Start of DATASET ENTRIES
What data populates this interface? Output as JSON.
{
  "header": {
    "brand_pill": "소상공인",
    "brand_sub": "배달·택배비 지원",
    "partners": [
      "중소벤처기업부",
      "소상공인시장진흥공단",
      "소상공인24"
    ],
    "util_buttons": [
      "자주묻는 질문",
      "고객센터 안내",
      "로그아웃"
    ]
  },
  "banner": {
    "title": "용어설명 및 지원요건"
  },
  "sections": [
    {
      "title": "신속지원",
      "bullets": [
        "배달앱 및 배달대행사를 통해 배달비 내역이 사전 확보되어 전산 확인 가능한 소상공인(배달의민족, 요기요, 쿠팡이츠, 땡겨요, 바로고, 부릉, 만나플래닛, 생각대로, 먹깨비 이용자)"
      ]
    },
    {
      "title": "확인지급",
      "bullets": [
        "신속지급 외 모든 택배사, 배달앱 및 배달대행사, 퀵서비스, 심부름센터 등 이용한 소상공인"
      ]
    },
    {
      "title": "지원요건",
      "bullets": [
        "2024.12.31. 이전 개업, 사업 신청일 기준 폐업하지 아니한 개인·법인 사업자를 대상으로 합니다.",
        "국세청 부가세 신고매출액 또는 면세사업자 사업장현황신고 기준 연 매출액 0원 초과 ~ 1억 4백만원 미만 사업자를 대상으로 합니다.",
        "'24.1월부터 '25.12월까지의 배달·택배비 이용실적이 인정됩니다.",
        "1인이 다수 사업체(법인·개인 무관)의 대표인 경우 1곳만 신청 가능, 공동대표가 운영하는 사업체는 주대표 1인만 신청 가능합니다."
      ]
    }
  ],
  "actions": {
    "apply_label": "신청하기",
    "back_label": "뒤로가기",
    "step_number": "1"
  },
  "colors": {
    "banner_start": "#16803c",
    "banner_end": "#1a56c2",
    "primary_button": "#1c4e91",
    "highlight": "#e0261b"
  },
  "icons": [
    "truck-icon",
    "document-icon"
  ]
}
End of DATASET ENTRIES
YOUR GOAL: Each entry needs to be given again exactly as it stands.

RESPONSE AREA:
What data populates this interface? Output as JSON.
{
  "header": {
    "brand_pill": "소상공인",
    "brand_sub": "배달·택배비 지원",
    "partners": [
      "중소벤처기업부",
      "소상공인시장진흥공단",
      "소상공인24"
    ],
    "util_buttons": [
      "자주묻는 질문",
      "고객센터 안내",
      "로그아웃"
    ]
  },
  "banner": {
    "title": "용어설명 및 지원요건"
  },
  "sections": [
    {
      "title": "신속지원",
      "bullets": [
        "배달앱 및 배달대행사를 통해 배달비 내역이 사전 확보되어 전산 확인 가능한 소상공인(배달의민족, 요기요, 쿠팡이츠, 땡겨요, 바로고, 부릉, 만나플래닛, 생각대로, 먹깨비 이용자)"
      ]
    },
    {
      "title": "확인지급",
      "bullets": [
        "신속지급 외 모든 택배사, 배달앱 및 배달대행사, 퀵서비스, 심부름센터 등 이용한 소상공인"
      ]
    },
    {
      "title": "지원요건",
      "bullets": [
        "2024.12.31. 이전 개업, 사업 신청일 기준 폐업하지 아니한 개인·법인 사업자를 대상으로 합니다.",
        "국세청 부가세 신고매출액 또는 면세사업자 사업장현황신고 기준 연 매출액 0원 초과 ~ 1억 4백만원 미만 사업자를 대상으로 합니다.",
        "'24.1월부터 '25.12월까지의 배달·택배비 이용실적이 인정됩니다.",
        "1인이 다수 사업체(법인·개인 무관)의 대표인 경우 1곳만 신청 가능, 공동대표가 운영하는 사업체는 주대표 1인만 신청 가능합니다."
      ]
    }
  ],
  "actions": {
    "apply_label": "신청하기",
    "back_label": "뒤로가기",
    "step_number": "1"
  },
  "colors": {
    "banner_start": "#16803c",
    "banner_end": "#1a56c2",
    "primary_button": "#1c4e91",
    "highlight": "#e0261b"
  },
  "icons": [
    "truck-icon",
    "document-icon"
  ]
}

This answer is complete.